### TASK
The entries follow. Copy every line in which "screenshot" appears.

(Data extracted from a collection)
•••
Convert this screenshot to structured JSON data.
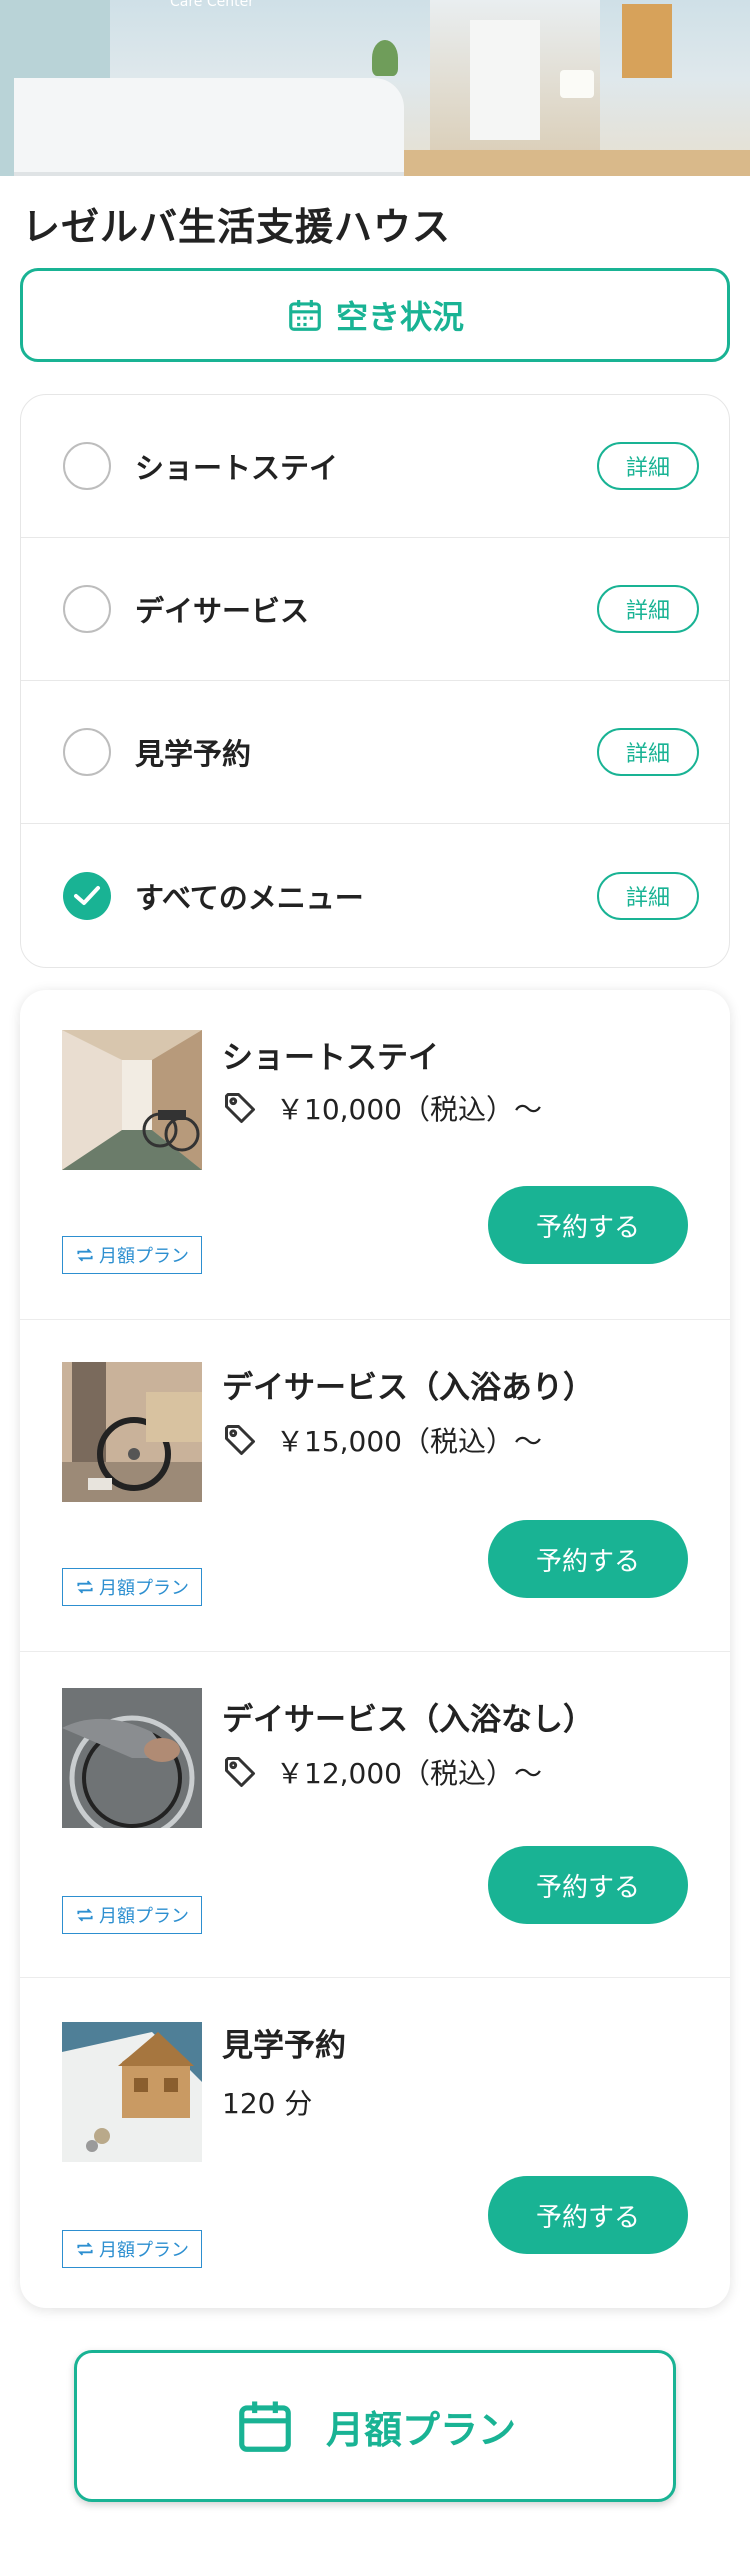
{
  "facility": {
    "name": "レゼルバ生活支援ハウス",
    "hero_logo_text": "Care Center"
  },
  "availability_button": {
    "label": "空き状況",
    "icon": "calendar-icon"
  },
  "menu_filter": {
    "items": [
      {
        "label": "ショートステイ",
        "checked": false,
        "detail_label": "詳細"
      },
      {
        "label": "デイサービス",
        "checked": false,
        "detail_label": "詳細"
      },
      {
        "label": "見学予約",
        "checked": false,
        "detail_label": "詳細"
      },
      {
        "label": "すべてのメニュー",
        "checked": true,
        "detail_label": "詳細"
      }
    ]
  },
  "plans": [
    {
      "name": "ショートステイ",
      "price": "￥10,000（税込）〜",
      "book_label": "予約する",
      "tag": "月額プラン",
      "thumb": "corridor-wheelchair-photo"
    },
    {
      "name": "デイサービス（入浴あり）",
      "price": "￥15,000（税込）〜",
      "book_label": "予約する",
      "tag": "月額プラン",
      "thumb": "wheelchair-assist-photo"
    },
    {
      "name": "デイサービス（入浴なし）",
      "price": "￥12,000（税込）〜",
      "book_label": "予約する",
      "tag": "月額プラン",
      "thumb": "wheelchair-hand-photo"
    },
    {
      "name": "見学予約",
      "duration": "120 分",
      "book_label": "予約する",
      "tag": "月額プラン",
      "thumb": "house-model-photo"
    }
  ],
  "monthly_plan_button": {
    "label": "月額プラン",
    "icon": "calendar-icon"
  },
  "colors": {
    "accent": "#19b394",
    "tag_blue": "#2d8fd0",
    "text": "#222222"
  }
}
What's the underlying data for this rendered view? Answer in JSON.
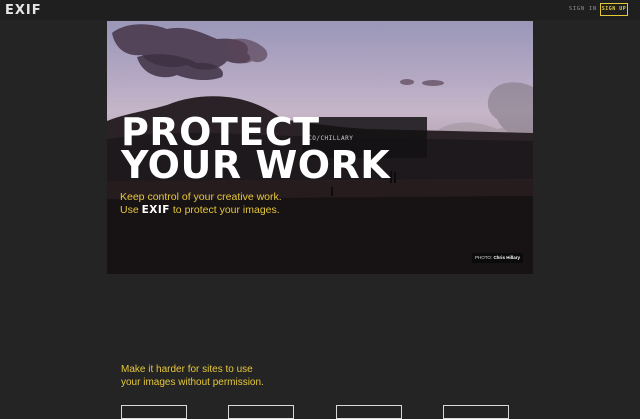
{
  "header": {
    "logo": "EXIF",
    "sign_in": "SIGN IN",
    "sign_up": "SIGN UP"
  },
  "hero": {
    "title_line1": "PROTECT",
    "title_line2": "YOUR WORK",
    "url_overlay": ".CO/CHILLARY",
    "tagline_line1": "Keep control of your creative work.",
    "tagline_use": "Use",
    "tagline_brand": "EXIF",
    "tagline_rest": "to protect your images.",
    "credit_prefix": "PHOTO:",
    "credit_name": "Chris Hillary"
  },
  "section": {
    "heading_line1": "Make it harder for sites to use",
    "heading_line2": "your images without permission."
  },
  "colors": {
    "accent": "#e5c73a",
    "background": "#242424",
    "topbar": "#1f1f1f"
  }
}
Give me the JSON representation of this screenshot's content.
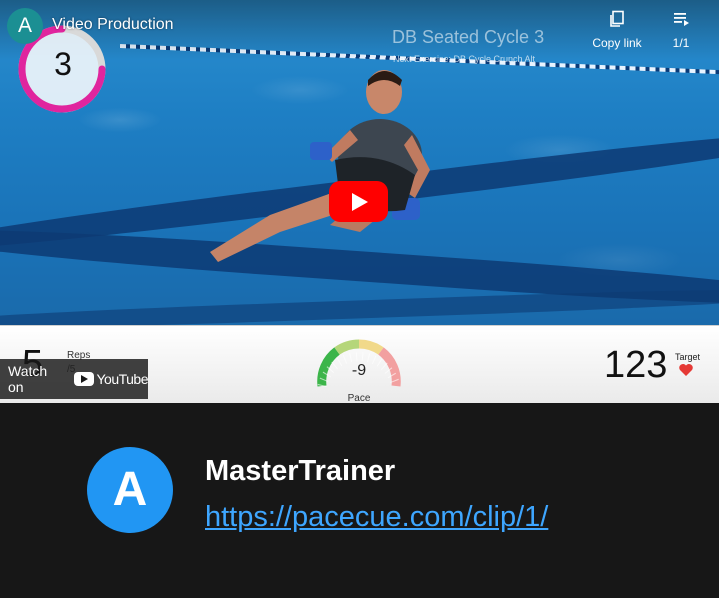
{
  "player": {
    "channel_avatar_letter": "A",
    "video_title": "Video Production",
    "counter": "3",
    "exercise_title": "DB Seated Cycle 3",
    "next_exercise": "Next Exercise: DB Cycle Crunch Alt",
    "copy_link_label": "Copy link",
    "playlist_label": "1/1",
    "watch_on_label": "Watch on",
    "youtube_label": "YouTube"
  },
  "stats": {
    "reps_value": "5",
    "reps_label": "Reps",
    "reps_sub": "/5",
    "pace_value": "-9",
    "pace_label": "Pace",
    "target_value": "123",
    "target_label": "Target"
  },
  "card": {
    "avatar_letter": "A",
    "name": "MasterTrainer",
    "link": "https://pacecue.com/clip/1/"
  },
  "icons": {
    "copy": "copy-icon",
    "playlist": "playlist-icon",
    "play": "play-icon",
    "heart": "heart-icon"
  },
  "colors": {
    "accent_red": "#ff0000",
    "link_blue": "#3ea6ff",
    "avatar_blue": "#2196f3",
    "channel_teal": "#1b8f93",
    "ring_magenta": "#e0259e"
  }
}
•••
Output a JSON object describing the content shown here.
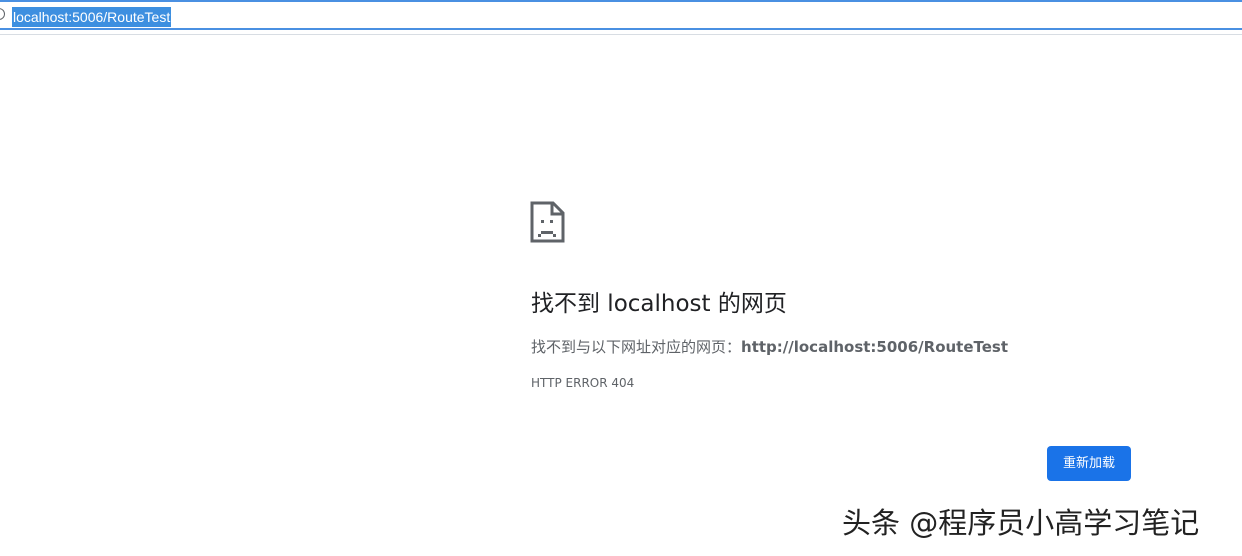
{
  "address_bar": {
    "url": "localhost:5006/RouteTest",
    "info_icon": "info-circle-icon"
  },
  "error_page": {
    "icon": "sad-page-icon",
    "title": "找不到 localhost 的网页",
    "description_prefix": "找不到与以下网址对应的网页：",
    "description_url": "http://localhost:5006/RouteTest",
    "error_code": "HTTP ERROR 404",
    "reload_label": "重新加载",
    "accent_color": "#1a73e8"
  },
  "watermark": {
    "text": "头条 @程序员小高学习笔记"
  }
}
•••
### COMPLETED TASK
Convert this screenshot to structured JSON data.
Give me the JSON representation of this screenshot's content.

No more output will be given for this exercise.